**Try it:**
Among the records below, determine how many lines have the word "JSON" in them; output only the number.

Dataset rows describing interfaces
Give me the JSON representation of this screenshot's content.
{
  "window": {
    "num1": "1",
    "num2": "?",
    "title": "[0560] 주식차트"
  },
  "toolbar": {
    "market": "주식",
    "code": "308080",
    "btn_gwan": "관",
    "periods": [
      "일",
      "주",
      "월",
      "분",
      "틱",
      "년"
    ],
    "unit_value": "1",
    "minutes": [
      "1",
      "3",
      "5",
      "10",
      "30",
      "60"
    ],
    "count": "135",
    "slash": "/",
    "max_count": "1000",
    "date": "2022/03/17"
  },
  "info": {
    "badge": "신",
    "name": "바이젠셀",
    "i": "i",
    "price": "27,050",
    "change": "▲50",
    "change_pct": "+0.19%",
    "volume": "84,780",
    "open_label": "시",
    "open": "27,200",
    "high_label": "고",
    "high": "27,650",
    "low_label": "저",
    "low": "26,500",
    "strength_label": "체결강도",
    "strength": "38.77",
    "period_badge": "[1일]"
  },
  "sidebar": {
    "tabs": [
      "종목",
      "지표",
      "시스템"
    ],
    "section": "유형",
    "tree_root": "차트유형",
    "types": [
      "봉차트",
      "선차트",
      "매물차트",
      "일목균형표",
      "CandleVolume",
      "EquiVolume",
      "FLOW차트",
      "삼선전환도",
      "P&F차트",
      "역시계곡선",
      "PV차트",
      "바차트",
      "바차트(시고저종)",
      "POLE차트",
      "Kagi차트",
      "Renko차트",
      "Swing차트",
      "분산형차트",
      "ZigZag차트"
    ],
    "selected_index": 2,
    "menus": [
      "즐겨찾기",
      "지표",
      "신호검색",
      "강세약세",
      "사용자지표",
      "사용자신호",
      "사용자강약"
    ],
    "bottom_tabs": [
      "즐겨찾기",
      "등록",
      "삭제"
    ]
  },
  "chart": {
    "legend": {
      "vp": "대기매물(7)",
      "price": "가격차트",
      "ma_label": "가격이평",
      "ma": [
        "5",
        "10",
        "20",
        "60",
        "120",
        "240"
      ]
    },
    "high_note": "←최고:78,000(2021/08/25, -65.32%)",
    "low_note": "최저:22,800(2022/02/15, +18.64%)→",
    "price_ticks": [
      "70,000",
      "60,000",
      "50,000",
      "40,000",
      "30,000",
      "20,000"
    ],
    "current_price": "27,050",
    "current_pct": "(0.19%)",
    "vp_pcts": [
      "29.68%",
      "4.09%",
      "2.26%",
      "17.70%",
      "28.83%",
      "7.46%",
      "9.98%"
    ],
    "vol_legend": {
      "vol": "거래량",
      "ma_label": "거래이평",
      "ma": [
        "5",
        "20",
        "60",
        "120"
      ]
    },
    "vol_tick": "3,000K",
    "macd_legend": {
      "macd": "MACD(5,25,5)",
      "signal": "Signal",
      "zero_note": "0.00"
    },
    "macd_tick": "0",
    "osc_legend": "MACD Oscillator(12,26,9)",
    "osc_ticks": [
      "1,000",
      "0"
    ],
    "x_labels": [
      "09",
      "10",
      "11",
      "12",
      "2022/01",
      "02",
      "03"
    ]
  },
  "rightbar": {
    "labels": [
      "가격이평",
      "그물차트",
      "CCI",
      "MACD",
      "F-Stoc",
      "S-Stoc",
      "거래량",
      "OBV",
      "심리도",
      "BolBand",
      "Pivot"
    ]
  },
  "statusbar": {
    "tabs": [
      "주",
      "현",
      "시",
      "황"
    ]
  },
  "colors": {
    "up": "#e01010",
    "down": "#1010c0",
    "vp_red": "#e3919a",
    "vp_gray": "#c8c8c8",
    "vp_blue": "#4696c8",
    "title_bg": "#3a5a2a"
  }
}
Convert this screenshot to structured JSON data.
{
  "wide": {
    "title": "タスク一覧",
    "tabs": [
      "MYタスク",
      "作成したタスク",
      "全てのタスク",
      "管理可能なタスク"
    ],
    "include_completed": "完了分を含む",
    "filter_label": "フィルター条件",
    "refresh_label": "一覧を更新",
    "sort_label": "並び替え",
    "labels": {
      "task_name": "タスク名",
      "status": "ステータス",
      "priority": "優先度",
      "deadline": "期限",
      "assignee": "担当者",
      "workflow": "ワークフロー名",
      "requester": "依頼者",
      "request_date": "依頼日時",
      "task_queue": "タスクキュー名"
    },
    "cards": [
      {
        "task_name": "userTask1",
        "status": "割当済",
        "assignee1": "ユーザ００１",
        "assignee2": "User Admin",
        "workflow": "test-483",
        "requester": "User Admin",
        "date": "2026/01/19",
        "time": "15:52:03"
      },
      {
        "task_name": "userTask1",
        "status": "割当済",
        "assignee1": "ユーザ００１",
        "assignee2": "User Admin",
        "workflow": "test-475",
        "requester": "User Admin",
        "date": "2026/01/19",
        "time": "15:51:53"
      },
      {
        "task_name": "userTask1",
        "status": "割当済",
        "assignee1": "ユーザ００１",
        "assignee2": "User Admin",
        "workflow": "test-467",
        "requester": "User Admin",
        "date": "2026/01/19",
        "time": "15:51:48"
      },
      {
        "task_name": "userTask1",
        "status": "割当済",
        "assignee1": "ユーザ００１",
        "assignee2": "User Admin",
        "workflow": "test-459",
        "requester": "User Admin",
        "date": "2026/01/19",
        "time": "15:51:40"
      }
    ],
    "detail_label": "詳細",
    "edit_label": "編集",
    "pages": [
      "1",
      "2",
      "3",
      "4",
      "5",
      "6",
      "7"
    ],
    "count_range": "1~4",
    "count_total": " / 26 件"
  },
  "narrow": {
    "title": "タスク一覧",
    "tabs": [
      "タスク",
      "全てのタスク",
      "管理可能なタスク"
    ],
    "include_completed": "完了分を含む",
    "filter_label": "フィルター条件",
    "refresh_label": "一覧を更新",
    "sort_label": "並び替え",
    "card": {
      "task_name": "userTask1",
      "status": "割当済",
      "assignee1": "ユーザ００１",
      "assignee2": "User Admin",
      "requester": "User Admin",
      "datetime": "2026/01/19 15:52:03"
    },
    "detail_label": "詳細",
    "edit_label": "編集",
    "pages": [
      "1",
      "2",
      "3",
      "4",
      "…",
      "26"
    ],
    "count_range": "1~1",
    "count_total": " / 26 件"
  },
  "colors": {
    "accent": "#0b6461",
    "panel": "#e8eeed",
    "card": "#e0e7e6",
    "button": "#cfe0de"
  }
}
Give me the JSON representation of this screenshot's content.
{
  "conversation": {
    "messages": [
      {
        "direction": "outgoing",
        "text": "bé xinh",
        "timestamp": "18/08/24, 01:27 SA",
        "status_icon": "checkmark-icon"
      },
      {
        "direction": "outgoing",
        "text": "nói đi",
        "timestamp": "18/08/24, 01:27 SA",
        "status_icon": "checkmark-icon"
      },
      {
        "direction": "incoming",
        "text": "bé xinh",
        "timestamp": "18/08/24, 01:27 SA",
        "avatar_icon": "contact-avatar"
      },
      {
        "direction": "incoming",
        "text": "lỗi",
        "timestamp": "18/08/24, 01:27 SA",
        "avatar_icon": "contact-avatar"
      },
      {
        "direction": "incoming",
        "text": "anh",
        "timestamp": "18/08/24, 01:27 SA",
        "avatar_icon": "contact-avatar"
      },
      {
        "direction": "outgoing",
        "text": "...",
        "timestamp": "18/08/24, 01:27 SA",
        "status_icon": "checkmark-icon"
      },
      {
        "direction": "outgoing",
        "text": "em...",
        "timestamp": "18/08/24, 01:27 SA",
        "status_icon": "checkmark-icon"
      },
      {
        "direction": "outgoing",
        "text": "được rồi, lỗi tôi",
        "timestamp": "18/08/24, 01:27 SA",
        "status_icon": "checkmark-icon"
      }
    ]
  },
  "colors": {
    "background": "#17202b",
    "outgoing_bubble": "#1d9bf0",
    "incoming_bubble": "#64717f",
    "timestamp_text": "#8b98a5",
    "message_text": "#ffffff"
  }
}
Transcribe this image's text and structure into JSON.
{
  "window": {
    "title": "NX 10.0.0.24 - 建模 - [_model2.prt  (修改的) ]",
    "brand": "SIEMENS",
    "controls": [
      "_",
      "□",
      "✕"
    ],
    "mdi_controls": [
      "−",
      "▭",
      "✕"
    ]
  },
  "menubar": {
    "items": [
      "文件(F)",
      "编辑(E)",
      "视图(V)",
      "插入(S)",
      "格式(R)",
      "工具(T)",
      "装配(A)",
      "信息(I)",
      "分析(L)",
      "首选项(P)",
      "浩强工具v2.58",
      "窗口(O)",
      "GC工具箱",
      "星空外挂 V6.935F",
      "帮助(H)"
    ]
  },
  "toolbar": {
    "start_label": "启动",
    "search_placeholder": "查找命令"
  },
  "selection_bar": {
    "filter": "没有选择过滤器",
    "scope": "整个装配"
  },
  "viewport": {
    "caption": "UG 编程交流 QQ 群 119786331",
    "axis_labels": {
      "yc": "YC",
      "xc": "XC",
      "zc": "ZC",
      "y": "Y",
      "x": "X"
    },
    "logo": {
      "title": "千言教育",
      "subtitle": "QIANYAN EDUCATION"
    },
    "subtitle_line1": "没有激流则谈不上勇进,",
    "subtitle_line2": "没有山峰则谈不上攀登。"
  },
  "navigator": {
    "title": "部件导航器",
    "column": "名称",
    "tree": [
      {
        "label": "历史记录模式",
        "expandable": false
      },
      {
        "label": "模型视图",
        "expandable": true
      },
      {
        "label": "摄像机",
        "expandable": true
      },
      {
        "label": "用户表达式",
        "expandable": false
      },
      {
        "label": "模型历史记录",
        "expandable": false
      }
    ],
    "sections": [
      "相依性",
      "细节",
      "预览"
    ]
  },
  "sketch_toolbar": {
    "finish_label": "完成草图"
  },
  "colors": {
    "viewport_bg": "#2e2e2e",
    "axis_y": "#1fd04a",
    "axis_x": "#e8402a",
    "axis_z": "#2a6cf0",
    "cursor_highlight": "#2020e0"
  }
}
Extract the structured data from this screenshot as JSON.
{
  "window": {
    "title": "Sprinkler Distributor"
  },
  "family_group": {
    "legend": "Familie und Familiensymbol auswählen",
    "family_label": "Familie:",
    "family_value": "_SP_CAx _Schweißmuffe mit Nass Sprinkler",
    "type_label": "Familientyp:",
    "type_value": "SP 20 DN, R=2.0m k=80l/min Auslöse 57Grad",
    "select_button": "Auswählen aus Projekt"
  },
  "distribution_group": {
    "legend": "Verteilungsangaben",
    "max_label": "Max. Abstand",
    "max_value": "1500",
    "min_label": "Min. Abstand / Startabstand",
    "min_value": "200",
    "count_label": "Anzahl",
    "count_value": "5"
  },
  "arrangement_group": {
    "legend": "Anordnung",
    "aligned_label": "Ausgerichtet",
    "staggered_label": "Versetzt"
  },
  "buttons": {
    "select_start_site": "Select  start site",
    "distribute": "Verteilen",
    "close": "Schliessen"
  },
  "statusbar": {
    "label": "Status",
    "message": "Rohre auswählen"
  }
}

**Exercise answer:**
5